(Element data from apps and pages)

- Opening Delimiter -

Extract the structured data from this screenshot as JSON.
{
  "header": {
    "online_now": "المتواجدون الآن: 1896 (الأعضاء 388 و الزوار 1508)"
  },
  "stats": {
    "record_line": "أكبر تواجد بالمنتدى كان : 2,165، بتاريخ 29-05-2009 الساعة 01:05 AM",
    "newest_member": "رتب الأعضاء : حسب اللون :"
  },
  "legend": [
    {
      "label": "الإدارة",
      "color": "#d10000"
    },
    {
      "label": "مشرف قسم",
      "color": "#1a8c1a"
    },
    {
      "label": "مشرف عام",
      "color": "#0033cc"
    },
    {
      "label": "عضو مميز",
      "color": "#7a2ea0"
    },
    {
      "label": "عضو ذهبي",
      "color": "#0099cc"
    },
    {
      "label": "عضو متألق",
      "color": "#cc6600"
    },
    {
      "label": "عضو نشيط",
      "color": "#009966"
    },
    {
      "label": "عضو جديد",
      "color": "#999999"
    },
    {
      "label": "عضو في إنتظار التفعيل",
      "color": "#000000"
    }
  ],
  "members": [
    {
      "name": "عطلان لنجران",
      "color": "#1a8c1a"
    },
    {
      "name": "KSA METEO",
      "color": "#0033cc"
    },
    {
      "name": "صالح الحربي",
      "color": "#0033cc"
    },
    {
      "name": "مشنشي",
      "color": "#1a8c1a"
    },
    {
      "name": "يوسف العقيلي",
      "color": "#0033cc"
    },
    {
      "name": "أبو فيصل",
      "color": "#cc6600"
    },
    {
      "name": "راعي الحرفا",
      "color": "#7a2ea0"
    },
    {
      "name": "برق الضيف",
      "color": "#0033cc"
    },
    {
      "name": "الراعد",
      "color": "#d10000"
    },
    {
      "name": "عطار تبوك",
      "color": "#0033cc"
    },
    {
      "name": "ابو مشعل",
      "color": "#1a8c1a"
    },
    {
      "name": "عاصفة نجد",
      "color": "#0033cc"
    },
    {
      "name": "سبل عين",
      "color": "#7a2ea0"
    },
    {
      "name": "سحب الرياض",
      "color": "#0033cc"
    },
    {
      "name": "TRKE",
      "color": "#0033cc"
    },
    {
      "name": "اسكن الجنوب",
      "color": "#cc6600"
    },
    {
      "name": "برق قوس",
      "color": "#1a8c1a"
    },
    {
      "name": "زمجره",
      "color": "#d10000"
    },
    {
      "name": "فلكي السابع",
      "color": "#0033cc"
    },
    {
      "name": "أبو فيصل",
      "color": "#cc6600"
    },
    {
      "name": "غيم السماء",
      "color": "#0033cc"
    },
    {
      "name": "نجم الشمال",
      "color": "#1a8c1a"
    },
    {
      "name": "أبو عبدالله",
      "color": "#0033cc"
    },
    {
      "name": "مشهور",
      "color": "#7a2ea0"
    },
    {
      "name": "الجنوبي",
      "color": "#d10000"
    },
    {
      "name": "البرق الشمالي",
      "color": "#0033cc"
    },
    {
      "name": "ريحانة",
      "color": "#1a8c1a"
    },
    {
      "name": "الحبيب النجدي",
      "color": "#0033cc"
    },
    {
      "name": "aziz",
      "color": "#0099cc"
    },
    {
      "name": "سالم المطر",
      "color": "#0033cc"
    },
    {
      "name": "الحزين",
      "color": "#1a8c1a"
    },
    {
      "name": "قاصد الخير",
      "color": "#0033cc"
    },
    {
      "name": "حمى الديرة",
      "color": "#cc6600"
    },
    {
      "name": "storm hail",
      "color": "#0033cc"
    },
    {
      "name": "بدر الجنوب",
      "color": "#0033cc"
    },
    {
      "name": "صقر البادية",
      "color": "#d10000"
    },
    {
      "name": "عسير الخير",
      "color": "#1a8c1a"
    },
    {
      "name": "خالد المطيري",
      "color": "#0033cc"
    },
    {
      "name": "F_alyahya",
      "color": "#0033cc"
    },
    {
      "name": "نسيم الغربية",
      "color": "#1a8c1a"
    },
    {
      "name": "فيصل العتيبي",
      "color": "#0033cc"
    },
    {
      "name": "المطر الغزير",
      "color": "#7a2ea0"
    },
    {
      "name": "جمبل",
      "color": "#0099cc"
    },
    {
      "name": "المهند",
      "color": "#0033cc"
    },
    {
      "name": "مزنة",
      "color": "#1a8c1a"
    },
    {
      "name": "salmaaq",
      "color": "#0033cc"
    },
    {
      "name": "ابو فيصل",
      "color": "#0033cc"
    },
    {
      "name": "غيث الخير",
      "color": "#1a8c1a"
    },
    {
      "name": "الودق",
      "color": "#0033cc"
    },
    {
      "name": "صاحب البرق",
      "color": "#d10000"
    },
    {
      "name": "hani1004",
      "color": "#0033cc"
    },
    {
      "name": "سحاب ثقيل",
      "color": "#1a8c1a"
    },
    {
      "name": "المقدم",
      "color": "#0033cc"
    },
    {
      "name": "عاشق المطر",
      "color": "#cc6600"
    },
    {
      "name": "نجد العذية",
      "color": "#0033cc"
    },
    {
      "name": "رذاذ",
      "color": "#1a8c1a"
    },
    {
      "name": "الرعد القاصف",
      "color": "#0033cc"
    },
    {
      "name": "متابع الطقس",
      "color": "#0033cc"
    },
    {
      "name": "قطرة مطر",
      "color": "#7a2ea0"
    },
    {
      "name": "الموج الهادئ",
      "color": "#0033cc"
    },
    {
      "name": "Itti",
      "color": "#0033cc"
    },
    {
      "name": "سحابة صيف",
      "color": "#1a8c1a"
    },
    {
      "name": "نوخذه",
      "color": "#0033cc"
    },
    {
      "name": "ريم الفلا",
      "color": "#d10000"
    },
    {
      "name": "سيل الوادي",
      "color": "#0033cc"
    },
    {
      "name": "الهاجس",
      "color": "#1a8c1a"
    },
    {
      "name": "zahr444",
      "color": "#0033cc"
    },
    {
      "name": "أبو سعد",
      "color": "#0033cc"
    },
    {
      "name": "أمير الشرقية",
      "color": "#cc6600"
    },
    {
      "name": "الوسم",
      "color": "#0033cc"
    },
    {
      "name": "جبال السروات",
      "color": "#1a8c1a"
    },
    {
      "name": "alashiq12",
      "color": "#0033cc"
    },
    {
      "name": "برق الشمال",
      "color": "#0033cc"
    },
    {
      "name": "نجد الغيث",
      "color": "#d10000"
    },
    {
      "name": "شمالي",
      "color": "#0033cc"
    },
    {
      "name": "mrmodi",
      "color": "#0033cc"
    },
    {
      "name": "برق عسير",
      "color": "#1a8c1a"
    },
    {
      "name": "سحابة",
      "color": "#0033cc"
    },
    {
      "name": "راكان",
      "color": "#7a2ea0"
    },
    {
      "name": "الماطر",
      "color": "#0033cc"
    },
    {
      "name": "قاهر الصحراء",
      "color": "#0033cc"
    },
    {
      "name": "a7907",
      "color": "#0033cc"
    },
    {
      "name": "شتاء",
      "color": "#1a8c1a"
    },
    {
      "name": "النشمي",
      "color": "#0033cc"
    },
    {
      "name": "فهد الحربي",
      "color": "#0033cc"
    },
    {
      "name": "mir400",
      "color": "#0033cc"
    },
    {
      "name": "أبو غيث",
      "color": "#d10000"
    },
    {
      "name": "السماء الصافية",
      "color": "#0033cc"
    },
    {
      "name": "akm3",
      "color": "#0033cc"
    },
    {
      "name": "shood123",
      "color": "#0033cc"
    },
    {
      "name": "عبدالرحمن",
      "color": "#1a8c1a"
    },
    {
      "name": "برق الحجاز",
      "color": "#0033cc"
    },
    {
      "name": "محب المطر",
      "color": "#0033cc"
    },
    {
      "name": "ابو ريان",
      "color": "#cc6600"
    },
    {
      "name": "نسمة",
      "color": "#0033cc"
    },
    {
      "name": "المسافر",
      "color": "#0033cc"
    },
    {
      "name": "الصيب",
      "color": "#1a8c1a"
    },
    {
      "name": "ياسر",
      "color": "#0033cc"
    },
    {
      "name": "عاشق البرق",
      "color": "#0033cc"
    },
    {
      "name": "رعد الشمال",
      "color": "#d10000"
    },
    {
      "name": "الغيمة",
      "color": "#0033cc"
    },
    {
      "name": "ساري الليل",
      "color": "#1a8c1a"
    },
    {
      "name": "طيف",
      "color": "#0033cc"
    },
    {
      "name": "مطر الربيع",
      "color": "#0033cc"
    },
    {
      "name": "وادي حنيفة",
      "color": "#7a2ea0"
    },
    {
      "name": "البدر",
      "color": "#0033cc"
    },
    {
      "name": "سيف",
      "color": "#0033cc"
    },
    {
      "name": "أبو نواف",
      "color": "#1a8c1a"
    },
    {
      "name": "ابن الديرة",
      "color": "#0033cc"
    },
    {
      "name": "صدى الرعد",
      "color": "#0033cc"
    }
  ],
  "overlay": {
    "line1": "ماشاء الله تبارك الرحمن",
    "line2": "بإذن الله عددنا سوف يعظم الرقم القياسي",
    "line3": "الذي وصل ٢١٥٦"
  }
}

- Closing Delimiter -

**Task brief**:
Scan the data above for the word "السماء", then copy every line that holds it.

**Task answer**:
      "name": "غيم السماء",
      "name": "السماء الصافية",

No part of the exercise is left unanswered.